** Opening Material for this exercise block **

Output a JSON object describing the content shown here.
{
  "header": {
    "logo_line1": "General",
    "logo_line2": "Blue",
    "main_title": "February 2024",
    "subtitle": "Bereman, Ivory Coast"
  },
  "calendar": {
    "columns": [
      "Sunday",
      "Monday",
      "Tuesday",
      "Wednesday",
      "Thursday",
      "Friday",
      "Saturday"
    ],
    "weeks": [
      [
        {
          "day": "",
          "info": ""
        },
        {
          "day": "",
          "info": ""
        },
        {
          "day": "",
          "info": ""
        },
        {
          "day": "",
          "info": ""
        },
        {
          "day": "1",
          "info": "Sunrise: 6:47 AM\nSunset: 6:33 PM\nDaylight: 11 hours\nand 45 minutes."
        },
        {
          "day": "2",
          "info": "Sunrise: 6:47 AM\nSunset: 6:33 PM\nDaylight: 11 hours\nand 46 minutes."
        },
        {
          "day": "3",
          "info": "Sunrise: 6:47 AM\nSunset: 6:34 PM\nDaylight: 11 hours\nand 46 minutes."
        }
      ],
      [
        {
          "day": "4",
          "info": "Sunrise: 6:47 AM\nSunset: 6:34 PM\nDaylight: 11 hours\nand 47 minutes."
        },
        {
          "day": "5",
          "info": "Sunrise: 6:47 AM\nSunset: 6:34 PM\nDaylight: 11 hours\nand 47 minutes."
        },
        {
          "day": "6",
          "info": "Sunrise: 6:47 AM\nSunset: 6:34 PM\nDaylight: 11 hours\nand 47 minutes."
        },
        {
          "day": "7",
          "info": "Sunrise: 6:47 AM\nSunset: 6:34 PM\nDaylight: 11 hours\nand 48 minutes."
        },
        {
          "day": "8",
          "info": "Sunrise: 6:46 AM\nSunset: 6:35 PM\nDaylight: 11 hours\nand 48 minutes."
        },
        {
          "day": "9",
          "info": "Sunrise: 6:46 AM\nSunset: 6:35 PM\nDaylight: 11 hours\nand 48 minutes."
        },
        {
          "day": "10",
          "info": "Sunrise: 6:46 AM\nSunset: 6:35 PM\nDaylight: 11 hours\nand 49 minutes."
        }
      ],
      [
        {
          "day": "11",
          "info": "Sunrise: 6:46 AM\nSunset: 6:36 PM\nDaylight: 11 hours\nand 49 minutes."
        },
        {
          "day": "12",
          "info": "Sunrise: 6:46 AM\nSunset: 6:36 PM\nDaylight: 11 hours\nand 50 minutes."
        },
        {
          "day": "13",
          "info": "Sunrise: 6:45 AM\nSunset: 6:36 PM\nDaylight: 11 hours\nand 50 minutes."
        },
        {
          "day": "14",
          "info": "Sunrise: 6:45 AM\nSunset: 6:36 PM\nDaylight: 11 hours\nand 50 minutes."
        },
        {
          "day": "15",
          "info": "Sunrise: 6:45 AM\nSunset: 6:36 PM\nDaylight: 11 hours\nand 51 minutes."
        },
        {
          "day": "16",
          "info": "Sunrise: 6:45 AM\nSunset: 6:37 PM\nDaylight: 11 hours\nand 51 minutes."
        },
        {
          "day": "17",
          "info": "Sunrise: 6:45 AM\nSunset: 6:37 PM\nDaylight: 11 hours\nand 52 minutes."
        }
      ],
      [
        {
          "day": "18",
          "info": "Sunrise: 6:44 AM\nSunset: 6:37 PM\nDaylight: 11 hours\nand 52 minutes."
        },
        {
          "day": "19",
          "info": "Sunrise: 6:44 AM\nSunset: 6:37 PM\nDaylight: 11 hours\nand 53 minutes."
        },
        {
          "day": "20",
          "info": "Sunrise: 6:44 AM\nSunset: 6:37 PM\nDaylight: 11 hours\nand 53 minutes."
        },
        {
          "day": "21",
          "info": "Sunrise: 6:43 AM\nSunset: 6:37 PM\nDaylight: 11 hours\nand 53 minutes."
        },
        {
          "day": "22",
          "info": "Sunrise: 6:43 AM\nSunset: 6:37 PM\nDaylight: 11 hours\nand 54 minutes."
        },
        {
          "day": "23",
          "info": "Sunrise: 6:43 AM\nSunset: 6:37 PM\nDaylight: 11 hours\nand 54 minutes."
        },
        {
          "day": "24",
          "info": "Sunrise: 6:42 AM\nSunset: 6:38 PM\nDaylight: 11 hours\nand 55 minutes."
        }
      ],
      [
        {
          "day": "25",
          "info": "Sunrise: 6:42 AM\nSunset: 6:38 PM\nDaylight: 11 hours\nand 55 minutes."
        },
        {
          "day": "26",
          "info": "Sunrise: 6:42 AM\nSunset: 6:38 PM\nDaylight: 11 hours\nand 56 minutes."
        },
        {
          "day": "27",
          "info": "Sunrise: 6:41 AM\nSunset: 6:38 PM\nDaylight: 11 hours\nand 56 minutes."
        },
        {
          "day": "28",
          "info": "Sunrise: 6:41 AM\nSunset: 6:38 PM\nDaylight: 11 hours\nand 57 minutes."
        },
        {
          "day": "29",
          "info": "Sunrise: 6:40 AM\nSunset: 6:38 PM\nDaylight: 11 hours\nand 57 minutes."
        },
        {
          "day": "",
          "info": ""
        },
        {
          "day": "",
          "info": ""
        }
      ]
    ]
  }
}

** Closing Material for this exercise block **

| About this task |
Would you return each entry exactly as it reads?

| Answer below |
Output a JSON object describing the content shown here.
{
  "header": {
    "logo_line1": "General",
    "logo_line2": "Blue",
    "main_title": "February 2024",
    "subtitle": "Bereman, Ivory Coast"
  },
  "calendar": {
    "columns": [
      "Sunday",
      "Monday",
      "Tuesday",
      "Wednesday",
      "Thursday",
      "Friday",
      "Saturday"
    ],
    "weeks": [
      [
        {
          "day": "",
          "info": ""
        },
        {
          "day": "",
          "info": ""
        },
        {
          "day": "",
          "info": ""
        },
        {
          "day": "",
          "info": ""
        },
        {
          "day": "1",
          "info": "Sunrise: 6:47 AM\nSunset: 6:33 PM\nDaylight: 11 hours\nand 45 minutes."
        },
        {
          "day": "2",
          "info": "Sunrise: 6:47 AM\nSunset: 6:33 PM\nDaylight: 11 hours\nand 46 minutes."
        },
        {
          "day": "3",
          "info": "Sunrise: 6:47 AM\nSunset: 6:34 PM\nDaylight: 11 hours\nand 46 minutes."
        }
      ],
      [
        {
          "day": "4",
          "info": "Sunrise: 6:47 AM\nSunset: 6:34 PM\nDaylight: 11 hours\nand 47 minutes."
        },
        {
          "day": "5",
          "info": "Sunrise: 6:47 AM\nSunset: 6:34 PM\nDaylight: 11 hours\nand 47 minutes."
        },
        {
          "day": "6",
          "info": "Sunrise: 6:47 AM\nSunset: 6:34 PM\nDaylight: 11 hours\nand 47 minutes."
        },
        {
          "day": "7",
          "info": "Sunrise: 6:47 AM\nSunset: 6:34 PM\nDaylight: 11 hours\nand 48 minutes."
        },
        {
          "day": "8",
          "info": "Sunrise: 6:46 AM\nSunset: 6:35 PM\nDaylight: 11 hours\nand 48 minutes."
        },
        {
          "day": "9",
          "info": "Sunrise: 6:46 AM\nSunset: 6:35 PM\nDaylight: 11 hours\nand 48 minutes."
        },
        {
          "day": "10",
          "info": "Sunrise: 6:46 AM\nSunset: 6:35 PM\nDaylight: 11 hours\nand 49 minutes."
        }
      ],
      [
        {
          "day": "11",
          "info": "Sunrise: 6:46 AM\nSunset: 6:36 PM\nDaylight: 11 hours\nand 49 minutes."
        },
        {
          "day": "12",
          "info": "Sunrise: 6:46 AM\nSunset: 6:36 PM\nDaylight: 11 hours\nand 50 minutes."
        },
        {
          "day": "13",
          "info": "Sunrise: 6:45 AM\nSunset: 6:36 PM\nDaylight: 11 hours\nand 50 minutes."
        },
        {
          "day": "14",
          "info": "Sunrise: 6:45 AM\nSunset: 6:36 PM\nDaylight: 11 hours\nand 50 minutes."
        },
        {
          "day": "15",
          "info": "Sunrise: 6:45 AM\nSunset: 6:36 PM\nDaylight: 11 hours\nand 51 minutes."
        },
        {
          "day": "16",
          "info": "Sunrise: 6:45 AM\nSunset: 6:37 PM\nDaylight: 11 hours\nand 51 minutes."
        },
        {
          "day": "17",
          "info": "Sunrise: 6:45 AM\nSunset: 6:37 PM\nDaylight: 11 hours\nand 52 minutes."
        }
      ],
      [
        {
          "day": "18",
          "info": "Sunrise: 6:44 AM\nSunset: 6:37 PM\nDaylight: 11 hours\nand 52 minutes."
        },
        {
          "day": "19",
          "info": "Sunrise: 6:44 AM\nSunset: 6:37 PM\nDaylight: 11 hours\nand 53 minutes."
        },
        {
          "day": "20",
          "info": "Sunrise: 6:44 AM\nSunset: 6:37 PM\nDaylight: 11 hours\nand 53 minutes."
        },
        {
          "day": "21",
          "info": "Sunrise: 6:43 AM\nSunset: 6:37 PM\nDaylight: 11 hours\nand 53 minutes."
        },
        {
          "day": "22",
          "info": "Sunrise: 6:43 AM\nSunset: 6:37 PM\nDaylight: 11 hours\nand 54 minutes."
        },
        {
          "day": "23",
          "info": "Sunrise: 6:43 AM\nSunset: 6:37 PM\nDaylight: 11 hours\nand 54 minutes."
        },
        {
          "day": "24",
          "info": "Sunrise: 6:42 AM\nSunset: 6:38 PM\nDaylight: 11 hours\nand 55 minutes."
        }
      ],
      [
        {
          "day": "25",
          "info": "Sunrise: 6:42 AM\nSunset: 6:38 PM\nDaylight: 11 hours\nand 55 minutes."
        },
        {
          "day": "26",
          "info": "Sunrise: 6:42 AM\nSunset: 6:38 PM\nDaylight: 11 hours\nand 56 minutes."
        },
        {
          "day": "27",
          "info": "Sunrise: 6:41 AM\nSunset: 6:38 PM\nDaylight: 11 hours\nand 56 minutes."
        },
        {
          "day": "28",
          "info": "Sunrise: 6:41 AM\nSunset: 6:38 PM\nDaylight: 11 hours\nand 57 minutes."
        },
        {
          "day": "29",
          "info": "Sunrise: 6:40 AM\nSunset: 6:38 PM\nDaylight: 11 hours\nand 57 minutes."
        },
        {
          "day": "",
          "info": ""
        },
        {
          "day": "",
          "info": ""
        }
      ]
    ]
  }
}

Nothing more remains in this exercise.